Data about app and page elements:
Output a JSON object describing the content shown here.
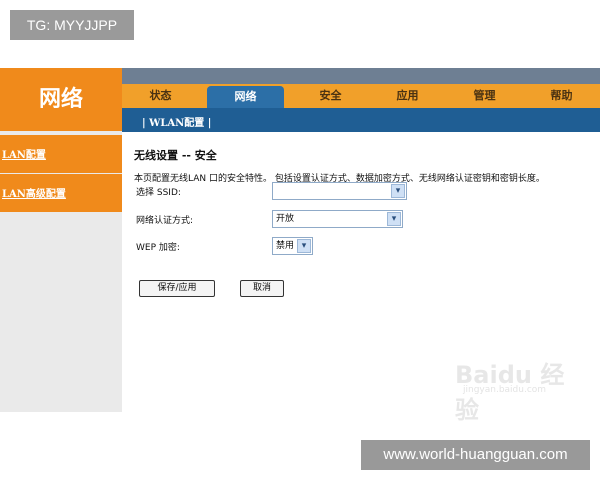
{
  "overlay": {
    "top_tag": "TG: MYYJJPP",
    "bottom_tag": "www.world-huangguan.com"
  },
  "header": {
    "logo": "网络"
  },
  "menu": [
    {
      "label": "状态"
    },
    {
      "label": "网络",
      "active": true
    },
    {
      "label": "安全"
    },
    {
      "label": "应用"
    },
    {
      "label": "管理"
    },
    {
      "label": "帮助"
    }
  ],
  "submenu": {
    "label": "| WLAN配置 |"
  },
  "sidebar": {
    "items": [
      {
        "label": "LAN配置"
      },
      {
        "label": "LAN高级配置"
      }
    ]
  },
  "form": {
    "title": "无线设置  -- 安全",
    "description": "本页配置无线LAN 口的安全特性。 包括设置认证方式、数据加密方式、无线网络认证密钥和密钥长度。",
    "ssid_label": "选择 SSID:",
    "ssid_value": "",
    "auth_label": "网络认证方式:",
    "auth_value": "开放",
    "wep_label": "WEP 加密:",
    "wep_value": "禁用",
    "save_button": "保存/应用",
    "cancel_button": "取消"
  },
  "watermark": {
    "text": "Baidu 经验",
    "sub": "jingyan.baidu.com"
  },
  "icons": {
    "dropdown": "chevron-down-icon"
  }
}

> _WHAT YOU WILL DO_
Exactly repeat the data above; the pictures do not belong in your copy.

> _RESPONSE AREA_
Output a JSON object describing the content shown here.
{
  "overlay": {
    "top_tag": "TG: MYYJJPP",
    "bottom_tag": "www.world-huangguan.com"
  },
  "header": {
    "logo": "网络"
  },
  "menu": [
    {
      "label": "状态"
    },
    {
      "label": "网络",
      "active": true
    },
    {
      "label": "安全"
    },
    {
      "label": "应用"
    },
    {
      "label": "管理"
    },
    {
      "label": "帮助"
    }
  ],
  "submenu": {
    "label": "| WLAN配置 |"
  },
  "sidebar": {
    "items": [
      {
        "label": "LAN配置"
      },
      {
        "label": "LAN高级配置"
      }
    ]
  },
  "form": {
    "title": "无线设置  -- 安全",
    "description": "本页配置无线LAN 口的安全特性。 包括设置认证方式、数据加密方式、无线网络认证密钥和密钥长度。",
    "ssid_label": "选择 SSID:",
    "ssid_value": "",
    "auth_label": "网络认证方式:",
    "auth_value": "开放",
    "wep_label": "WEP 加密:",
    "wep_value": "禁用",
    "save_button": "保存/应用",
    "cancel_button": "取消"
  },
  "watermark": {
    "text": "Baidu 经验",
    "sub": "jingyan.baidu.com"
  },
  "icons": {
    "dropdown": "chevron-down-icon"
  }
}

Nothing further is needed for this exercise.